Last week, union leaders from 60 unions affiliated to the National Trades Union Congress (NTUC) huddled to draw up a new four-year plan and elect a new leadership team to implement it.
The impact of a new plan and leadership will be felt well outside union circles in at least three ways.
First, top union leaders shape politics and policies. A newly elected 21-member central committee headed by former Nominated Member of Parliament Mary Liew is now in charge and it has nine new faces. The political clout of union leaders stems from NTUC's longstanding symbiotic relationship with the People's Action Party (PAP). NTUC secretary-general Chan Chun Sing is a Cabinet minister and PAP stalwart.
Just for some perspective - if NTUC were a political party, it would overshadow even the Workers' Party in Parliament.

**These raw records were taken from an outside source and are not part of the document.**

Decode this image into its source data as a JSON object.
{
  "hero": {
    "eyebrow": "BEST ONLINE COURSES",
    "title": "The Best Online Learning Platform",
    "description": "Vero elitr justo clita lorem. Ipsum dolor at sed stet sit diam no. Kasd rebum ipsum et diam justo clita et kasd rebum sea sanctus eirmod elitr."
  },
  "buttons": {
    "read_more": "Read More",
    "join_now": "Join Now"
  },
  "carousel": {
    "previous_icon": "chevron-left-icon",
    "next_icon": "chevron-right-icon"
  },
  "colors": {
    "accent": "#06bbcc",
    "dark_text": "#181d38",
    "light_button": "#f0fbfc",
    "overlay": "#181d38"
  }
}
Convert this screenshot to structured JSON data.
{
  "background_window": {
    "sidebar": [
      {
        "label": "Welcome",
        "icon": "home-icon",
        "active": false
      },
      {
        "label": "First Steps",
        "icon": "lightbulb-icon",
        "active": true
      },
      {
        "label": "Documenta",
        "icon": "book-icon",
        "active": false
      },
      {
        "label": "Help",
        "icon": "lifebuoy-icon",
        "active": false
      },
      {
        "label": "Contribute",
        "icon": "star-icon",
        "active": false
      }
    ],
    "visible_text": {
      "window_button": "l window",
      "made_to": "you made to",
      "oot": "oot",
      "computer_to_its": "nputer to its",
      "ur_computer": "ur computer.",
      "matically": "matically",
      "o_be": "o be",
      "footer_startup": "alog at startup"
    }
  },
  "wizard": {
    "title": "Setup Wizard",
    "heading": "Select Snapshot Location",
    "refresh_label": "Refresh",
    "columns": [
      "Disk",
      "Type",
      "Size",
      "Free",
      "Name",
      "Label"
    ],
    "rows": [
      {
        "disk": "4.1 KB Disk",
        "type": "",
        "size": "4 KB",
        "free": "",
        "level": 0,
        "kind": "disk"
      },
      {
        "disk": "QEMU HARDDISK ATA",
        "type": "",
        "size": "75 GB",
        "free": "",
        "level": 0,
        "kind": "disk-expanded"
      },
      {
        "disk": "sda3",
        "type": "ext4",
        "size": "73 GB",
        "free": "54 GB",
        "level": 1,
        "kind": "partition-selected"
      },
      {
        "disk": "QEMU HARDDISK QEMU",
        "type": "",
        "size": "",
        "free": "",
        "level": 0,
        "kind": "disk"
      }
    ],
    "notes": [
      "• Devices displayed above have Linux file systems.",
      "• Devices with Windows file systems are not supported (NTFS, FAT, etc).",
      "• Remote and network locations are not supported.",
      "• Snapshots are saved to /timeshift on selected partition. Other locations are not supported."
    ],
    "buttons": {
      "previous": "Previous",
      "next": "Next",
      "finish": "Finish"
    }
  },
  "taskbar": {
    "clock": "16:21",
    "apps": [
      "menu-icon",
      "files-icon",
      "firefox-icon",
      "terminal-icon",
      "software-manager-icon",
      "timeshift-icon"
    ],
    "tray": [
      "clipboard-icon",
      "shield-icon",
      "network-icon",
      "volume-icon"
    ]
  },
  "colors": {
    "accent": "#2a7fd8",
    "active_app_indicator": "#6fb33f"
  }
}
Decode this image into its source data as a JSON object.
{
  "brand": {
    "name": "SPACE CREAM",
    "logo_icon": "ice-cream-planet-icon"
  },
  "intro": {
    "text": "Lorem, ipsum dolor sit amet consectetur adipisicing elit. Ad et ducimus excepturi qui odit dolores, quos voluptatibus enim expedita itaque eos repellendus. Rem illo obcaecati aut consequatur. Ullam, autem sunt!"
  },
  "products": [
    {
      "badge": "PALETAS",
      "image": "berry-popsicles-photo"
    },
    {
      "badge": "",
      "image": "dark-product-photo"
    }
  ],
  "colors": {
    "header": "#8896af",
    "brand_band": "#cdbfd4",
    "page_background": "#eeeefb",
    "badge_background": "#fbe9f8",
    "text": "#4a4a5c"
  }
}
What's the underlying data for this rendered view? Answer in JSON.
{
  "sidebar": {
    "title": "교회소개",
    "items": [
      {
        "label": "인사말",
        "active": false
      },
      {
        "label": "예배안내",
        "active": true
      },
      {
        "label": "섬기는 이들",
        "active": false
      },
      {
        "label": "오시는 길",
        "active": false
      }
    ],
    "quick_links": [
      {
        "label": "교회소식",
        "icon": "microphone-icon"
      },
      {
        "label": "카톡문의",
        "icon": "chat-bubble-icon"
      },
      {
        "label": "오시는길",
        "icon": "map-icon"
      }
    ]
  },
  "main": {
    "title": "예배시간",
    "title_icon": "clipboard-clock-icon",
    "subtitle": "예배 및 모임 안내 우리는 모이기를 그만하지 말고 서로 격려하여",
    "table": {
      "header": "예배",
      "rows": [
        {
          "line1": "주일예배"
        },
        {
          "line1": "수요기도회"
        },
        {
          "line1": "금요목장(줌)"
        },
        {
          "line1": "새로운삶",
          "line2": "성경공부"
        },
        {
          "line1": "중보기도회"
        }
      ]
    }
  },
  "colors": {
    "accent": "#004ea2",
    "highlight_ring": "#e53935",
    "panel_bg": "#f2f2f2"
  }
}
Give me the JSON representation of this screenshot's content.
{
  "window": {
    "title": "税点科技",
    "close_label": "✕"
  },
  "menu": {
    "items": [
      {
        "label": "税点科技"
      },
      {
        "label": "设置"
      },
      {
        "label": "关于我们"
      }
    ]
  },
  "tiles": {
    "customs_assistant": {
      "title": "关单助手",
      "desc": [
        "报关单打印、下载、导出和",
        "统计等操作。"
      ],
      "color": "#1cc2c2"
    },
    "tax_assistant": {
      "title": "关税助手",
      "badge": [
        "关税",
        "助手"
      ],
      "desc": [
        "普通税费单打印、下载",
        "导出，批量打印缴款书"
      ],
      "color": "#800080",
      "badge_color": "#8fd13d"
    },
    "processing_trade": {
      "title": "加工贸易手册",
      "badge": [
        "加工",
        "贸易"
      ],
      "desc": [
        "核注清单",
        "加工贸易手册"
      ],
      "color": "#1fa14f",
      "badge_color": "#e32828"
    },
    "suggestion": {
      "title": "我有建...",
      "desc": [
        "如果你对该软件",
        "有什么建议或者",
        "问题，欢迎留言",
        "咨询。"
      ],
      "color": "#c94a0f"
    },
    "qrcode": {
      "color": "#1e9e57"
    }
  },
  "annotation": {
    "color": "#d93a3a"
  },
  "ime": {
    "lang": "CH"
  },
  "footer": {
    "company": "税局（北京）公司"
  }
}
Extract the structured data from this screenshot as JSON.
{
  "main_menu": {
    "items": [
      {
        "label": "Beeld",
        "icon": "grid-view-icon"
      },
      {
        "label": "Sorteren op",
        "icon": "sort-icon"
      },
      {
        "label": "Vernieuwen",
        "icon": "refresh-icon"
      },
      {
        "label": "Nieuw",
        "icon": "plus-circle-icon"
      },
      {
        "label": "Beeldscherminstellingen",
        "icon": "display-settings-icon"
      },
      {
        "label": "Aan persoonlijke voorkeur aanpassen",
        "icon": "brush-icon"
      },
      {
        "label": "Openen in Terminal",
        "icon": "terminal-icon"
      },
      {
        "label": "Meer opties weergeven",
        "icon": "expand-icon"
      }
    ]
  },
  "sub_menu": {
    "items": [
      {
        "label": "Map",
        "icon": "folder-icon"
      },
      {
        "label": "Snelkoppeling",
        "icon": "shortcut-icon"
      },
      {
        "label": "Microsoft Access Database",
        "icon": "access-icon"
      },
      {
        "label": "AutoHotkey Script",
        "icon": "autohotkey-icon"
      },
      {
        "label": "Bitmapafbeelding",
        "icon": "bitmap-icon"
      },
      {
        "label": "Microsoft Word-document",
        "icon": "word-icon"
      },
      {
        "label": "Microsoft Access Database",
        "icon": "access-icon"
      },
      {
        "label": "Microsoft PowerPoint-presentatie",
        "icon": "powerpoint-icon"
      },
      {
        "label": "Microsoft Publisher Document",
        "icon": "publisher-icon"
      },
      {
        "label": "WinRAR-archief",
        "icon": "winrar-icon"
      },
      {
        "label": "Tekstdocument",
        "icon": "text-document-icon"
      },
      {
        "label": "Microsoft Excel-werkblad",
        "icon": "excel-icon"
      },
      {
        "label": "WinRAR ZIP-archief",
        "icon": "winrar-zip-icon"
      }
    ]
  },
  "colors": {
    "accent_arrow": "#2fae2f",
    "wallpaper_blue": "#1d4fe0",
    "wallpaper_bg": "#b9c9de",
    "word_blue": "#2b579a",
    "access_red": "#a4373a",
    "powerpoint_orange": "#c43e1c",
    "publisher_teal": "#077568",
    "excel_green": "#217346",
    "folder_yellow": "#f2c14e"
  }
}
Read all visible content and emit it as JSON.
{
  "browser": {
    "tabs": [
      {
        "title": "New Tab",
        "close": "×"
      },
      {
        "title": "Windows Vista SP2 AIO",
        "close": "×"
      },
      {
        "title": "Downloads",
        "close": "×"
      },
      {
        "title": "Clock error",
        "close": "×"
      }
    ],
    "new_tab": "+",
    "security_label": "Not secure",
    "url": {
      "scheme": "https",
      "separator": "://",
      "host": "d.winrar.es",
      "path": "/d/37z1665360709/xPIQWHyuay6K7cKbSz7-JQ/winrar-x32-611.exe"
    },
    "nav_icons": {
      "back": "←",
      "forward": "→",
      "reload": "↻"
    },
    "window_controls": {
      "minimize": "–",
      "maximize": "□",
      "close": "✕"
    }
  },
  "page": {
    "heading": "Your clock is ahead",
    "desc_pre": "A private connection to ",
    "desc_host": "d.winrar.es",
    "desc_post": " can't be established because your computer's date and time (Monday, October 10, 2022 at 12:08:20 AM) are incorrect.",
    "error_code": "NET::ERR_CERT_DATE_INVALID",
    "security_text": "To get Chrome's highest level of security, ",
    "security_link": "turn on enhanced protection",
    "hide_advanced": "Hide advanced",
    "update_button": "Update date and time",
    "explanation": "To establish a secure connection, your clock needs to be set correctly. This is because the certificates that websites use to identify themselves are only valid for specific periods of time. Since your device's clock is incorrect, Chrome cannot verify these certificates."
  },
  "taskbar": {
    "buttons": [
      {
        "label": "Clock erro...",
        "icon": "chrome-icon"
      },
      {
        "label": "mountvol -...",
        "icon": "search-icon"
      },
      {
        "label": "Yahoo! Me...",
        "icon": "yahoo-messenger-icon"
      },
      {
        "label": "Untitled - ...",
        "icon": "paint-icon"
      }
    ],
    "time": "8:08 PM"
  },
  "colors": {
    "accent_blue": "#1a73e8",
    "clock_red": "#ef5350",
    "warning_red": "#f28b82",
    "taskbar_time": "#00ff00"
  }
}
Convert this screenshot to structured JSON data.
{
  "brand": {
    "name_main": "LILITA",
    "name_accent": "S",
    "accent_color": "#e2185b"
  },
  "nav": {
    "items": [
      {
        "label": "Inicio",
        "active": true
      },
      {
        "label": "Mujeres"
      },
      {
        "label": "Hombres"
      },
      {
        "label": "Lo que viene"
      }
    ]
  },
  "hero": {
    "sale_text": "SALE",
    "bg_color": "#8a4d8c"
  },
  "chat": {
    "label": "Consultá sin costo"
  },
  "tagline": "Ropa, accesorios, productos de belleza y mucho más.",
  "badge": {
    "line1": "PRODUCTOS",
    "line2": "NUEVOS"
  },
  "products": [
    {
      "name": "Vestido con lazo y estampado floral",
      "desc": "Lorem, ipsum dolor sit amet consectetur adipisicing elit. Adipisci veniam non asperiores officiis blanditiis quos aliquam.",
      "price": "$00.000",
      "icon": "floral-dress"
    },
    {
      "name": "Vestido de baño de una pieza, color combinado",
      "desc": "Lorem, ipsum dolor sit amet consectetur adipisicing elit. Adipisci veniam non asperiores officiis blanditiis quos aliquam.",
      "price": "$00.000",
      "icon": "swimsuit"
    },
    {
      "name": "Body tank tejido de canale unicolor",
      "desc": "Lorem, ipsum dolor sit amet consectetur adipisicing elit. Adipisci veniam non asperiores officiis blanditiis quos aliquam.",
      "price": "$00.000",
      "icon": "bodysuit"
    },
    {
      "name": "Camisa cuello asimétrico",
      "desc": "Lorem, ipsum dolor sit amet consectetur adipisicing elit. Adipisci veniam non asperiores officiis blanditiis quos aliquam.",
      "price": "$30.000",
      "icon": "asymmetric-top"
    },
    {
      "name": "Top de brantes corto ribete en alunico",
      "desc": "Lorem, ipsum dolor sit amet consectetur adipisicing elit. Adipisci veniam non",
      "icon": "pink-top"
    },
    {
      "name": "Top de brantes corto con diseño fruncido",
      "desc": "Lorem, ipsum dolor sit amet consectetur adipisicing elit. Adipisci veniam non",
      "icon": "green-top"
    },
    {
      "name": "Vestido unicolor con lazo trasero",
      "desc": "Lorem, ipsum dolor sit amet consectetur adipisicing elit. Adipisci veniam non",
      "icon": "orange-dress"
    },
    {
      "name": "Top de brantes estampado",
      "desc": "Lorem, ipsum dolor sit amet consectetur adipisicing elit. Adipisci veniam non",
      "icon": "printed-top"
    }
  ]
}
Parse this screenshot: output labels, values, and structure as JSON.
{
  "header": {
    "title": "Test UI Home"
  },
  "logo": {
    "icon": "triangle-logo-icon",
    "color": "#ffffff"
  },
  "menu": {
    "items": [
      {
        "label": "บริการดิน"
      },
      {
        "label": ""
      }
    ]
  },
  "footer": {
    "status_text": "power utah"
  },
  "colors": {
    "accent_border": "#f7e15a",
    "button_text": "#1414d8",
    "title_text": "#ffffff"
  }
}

It has six elected labour MPs in the House - as many as the WP - and it can count on alumni members such as House Speaker Halimah Yacob, Manpower Minister Lim Swee Say and Acting Education Minister (Higher Education and Skills) Ong Ye Kung, who were former top union leaders.
Second, the NTUC can easily flex its muscles by mobilising its ranks. NTUC has 888,000 members, up from 500,000 in 2007. While unions worldwide have falling membership, unions here have made themselves relevant to workers.
Third, NTUC's new plans will boost existing government programmes like SkillsFuture. It has identified 12 areas that it wants to work on. There are the usual areas like maintaining the tripartite relationship between unions, employers and the Government, and nurturing younger union leaders.
The most impactful plans are those that affect workers and the public directly, like helping workers gain relevant skills and giving more protection to freelance workers.
With the new plan and leadership in place, NTUC will continue to make its presence felt in Parliament, in the manpower sector and in workers' lives.